We hypothesize that a feedback regulatory mechanism(s) critical to blood formation is defective in scat. To identify mechanisms underlying the cyclic scat phenotype, we are performing high throughput sequencing (RNAseq) and global transcriptome analysis using tissues and purified cell populations from the scat disease stages (e.g., crisis and remission). Comprehensive transcriptome analysis will generate gene- and transcript-level expression values, define pathways/networks over-represented in differentially expressed gene lists, and identify functional gene modules correlated with disease status using powerful unbiased weighted gene co-expression network analysis (WGCNA). These analyses will define gene networks highly correlated with each progressive disease stage and uncover candidate “hub” genes for subsequent prioritization and functional testing as critical regulators of vertebrate hematopoiesis.

Anemia of aging

Anemia in aged (defined as >65 years of age) individuals is a common condition, affecting more than 3 million people (approximately 10%) of the elderly population in the United States. Indeed, the anemia of aging was recognized as so pervasive that the American Society of Hematology declared it a public health crisis in 2009. Epidemiology studies have consistently shown that anemia is an independent risk factor for disability and mortality in the elderly population. Even mild anemia is associated with enormous medical costs due to the large number of significant sequelae including a higher incidence of severe cardiovascular disease, cognitive impairment, poor outcomes from hospitalizations, and decreased physical function. The latter leads to difficulty performing everyday tasks, increased risk of falls and fractures, immobility, isolation, development of frailty and increased mortality in a high percentage of cases. Thus, anemia of aging has an enormous, negative impact on healthspan and quality of life not seen in younger people with anemia.
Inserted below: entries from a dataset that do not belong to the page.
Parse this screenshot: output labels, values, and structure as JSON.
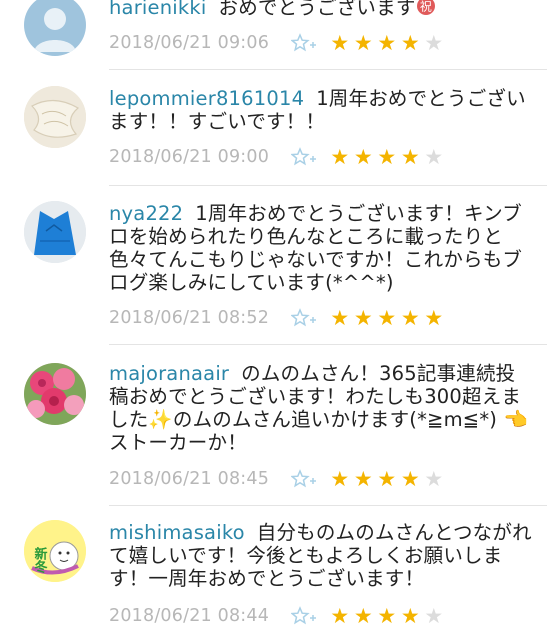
{
  "comments": [
    {
      "username": "harienikki",
      "text": "おめでとうございます",
      "emoji": "祝",
      "date": "2018/06/21 09:06",
      "rating": 4,
      "avatar": "default-user-icon"
    },
    {
      "username": "lepommier8161014",
      "text": "1周年おめでとうございます！！すごいです！！",
      "date": "2018/06/21 09:00",
      "rating": 4,
      "avatar": "cream-fabric-photo"
    },
    {
      "username": "nya222",
      "text": "1周年おめでとうございます！キンブロを始められたり色んなところに載ったりと色々てんこもりじゃないですか！これからもブログ楽しみにしています(*^^*)",
      "date": "2018/06/21 08:52",
      "rating": 5,
      "avatar": "blue-dress-photo"
    },
    {
      "username": "majoranaair",
      "text_before": "のムのムさん！365記事連続投稿おめでとうございます！わたしも300超えました",
      "sparkle": "✨",
      "text_after": "のムのムさん追いかけます(*≧m≦*) 👈ストーカーか！",
      "date": "2018/06/21 08:45",
      "rating": 4,
      "avatar": "pink-roses-photo"
    },
    {
      "username": "mishimasaiko",
      "text": "自分ものムのムさんとつながれて嬉しいです！今後ともよろしくお願いします！一周年おめでとうございます！",
      "date": "2018/06/21 08:44",
      "rating": 4,
      "avatar": "shinto-character-badge",
      "badge_text": "新冬"
    }
  ],
  "max_rating": 5,
  "colors": {
    "username": "#2a86a8",
    "date": "#b7b7b7",
    "star_on": "#f4b400",
    "star_off": "#dcdcdc",
    "fav_icon": "#a9d0e6"
  }
}
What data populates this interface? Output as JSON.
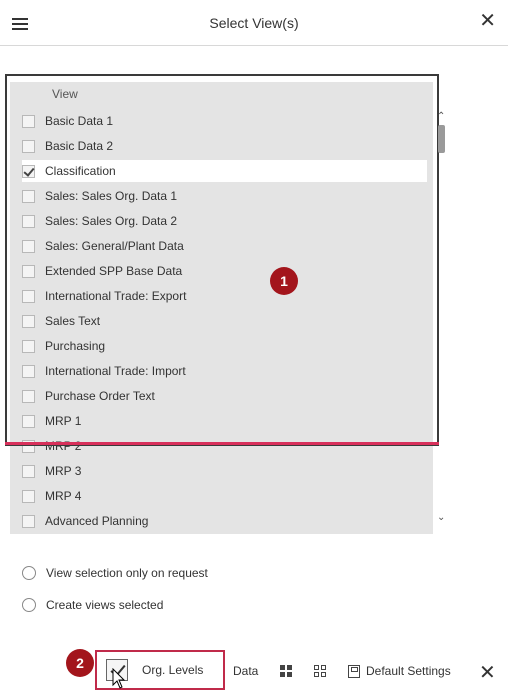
{
  "header": {
    "title": "Select View(s)"
  },
  "list": {
    "column_header": "View",
    "items": [
      {
        "label": "Basic Data 1",
        "checked": false
      },
      {
        "label": "Basic Data 2",
        "checked": false
      },
      {
        "label": "Classification",
        "checked": true
      },
      {
        "label": "Sales: Sales Org. Data 1",
        "checked": false
      },
      {
        "label": "Sales: Sales Org. Data 2",
        "checked": false
      },
      {
        "label": "Sales: General/Plant Data",
        "checked": false
      },
      {
        "label": "Extended SPP Base Data",
        "checked": false
      },
      {
        "label": "International Trade: Export",
        "checked": false
      },
      {
        "label": "Sales Text",
        "checked": false
      },
      {
        "label": "Purchasing",
        "checked": false
      },
      {
        "label": "International Trade: Import",
        "checked": false
      },
      {
        "label": "Purchase Order Text",
        "checked": false
      },
      {
        "label": "MRP 1",
        "checked": false
      },
      {
        "label": "MRP 2",
        "checked": false
      },
      {
        "label": "MRP 3",
        "checked": false
      },
      {
        "label": "MRP 4",
        "checked": false
      },
      {
        "label": "Advanced Planning",
        "checked": false
      }
    ]
  },
  "badges": {
    "one": "1",
    "two": "2"
  },
  "options": {
    "view_on_request": "View selection only on request",
    "create_views": "Create views selected"
  },
  "footer": {
    "org_levels": "Org. Levels",
    "data": "Data",
    "default_settings": "Default Settings"
  },
  "colors": {
    "badge": "#a3151c",
    "highlight_frame": "#c02a4a",
    "list_bg": "#e4e4e4"
  }
}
Our goal is to identify age-related factors influencing baseline hemoglobin levels and related erythroid traits such as the red blood cell count and hematocrit. To accomplish this goal, we have again turned to DO mice. DO mice closely mimic human genetic variation and enable us to obtain QTL with extremely high resolution. In conjunction with The Jackson Laboratory Nathan Shock Center for Excellence in the Basic Biology of Aging, we obtained, aged and phenotyped (complete blood counts) a longitudinal cohort of 600 DO mice at young (6 months of age), middle and old (18 months) ages. These mice are being densely genotyped using SNP arrays, and will be analyzed for QTL influencing hemoglobin levels and other related erythroid traits as a function of age. Ultimately, candidate genes influencing age-dependent changes in red cell parameters will be identified and validated.